Pale burnt orange color. Medium-high intensity aromas of dried orange peel, walnut, and vanilla. Dry on the palate, medium body, medium-low acidity, and flavors of walnuts, caramel, and diluted citrus; dry medium finish. Serve with roasted chicken and rosemary-garlic potatoes. Recommended.
Pale straw yellow color. Medium-light intensity aromas of blanched almonds, minerality, and briny sea water. Dry on the palate, medium-light body, medium-low acidity, and flavors of pine nuts, slate, and salted lemon rind; dry medium finish. A perfect wine for shrimp and other crustaceans. Highly Recommended.
Water-light straw yellow color. Medium intensity aromas of toasted almont, burnt wood, smoke, flint, pine nuts, and wool. Dry on the palate, light body, medium-low acidity, and light flavors of almonds, minerality, and chalk; dry medium finish. Pair with olives or fare containing lots of fresh herbs. Recommended.

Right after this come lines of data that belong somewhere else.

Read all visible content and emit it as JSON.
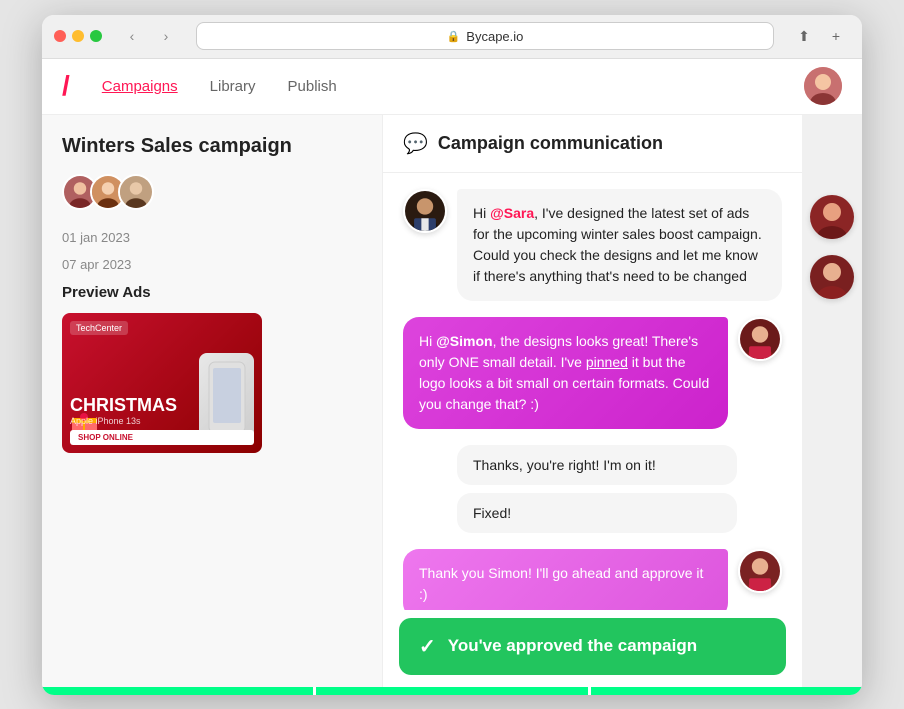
{
  "browser": {
    "url": "Bycape.io",
    "traffic_lights": [
      "close",
      "minimize",
      "maximize"
    ]
  },
  "nav": {
    "logo": "/",
    "links": [
      {
        "label": "Campaigns",
        "active": true
      },
      {
        "label": "Library",
        "active": false
      },
      {
        "label": "Publish",
        "active": false
      }
    ]
  },
  "left_panel": {
    "campaign_title": "Winters Sales campaign",
    "date1": "01 jan 2023",
    "date2": "07 apr 2023",
    "preview_ads_label": "Preview Ads",
    "ad": {
      "badge": "TechCenter",
      "title": "CHRISTMAS",
      "subtitle": "Apple iPhone 13s",
      "cta": "SHOP ONLINE"
    }
  },
  "chat": {
    "header_title": "Campaign communication",
    "messages": [
      {
        "sender": "simon",
        "side": "left",
        "text_parts": [
          {
            "type": "normal",
            "text": "Hi "
          },
          {
            "type": "mention",
            "text": "@Sara"
          },
          {
            "type": "normal",
            "text": ", I've designed the latest set of ads for the upcoming winter sales boost campaign. Could you check the designs and let me know if there's anything that's need to be changed"
          }
        ]
      },
      {
        "sender": "sara",
        "side": "right",
        "text_parts": [
          {
            "type": "normal",
            "text": "Hi "
          },
          {
            "type": "mention-right",
            "text": "@Simon"
          },
          {
            "type": "normal",
            "text": ", the designs looks great! There's only ONE small detail. I've "
          },
          {
            "type": "underline",
            "text": "pinned"
          },
          {
            "type": "normal",
            "text": " it but the logo looks a bit small on certain formats. Could you change that? :)"
          }
        ]
      },
      {
        "sender": "simon",
        "side": "left-small",
        "bubbles": [
          "Thanks, you're right!  I'm on it!",
          "Fixed!"
        ]
      },
      {
        "sender": "sara",
        "side": "right",
        "text_parts": [
          {
            "type": "normal",
            "text": "Thank you Simon!  I'll go ahead and approve it :)"
          }
        ]
      }
    ],
    "approval_text": "You've approved the campaign"
  }
}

Pale straw yellow color. Light intensity aromas of apple, almond, yeast, and savory herbs. Dry on the palate, light body, medium-low acidity, and light flavors of almond, dried apricots, and wet stones; dry medium finish. Match with salty foods like nuts, hard cheeses, and cured meats. Highly recommended.
Sherry consumption and sales have been on a decline for the last thirty years. Some might believe that the day of Sherry is over, or that it will never return to its previous heights. However, looking at 3,000 years of history in the Sherry region of Spain, known as Jerez locally, gives me faith to exactly the contrary.
After a whole generation of ignoramuses, it’s the younger people who are starting to appreciate the great sweet wines of the world. Snapple®, Cosmo cocktails…sweet wines: is this their liquid progression? This is what I found at Vinoble, the biennial sweet wine conference held recently in Jerez, in the south of Spain.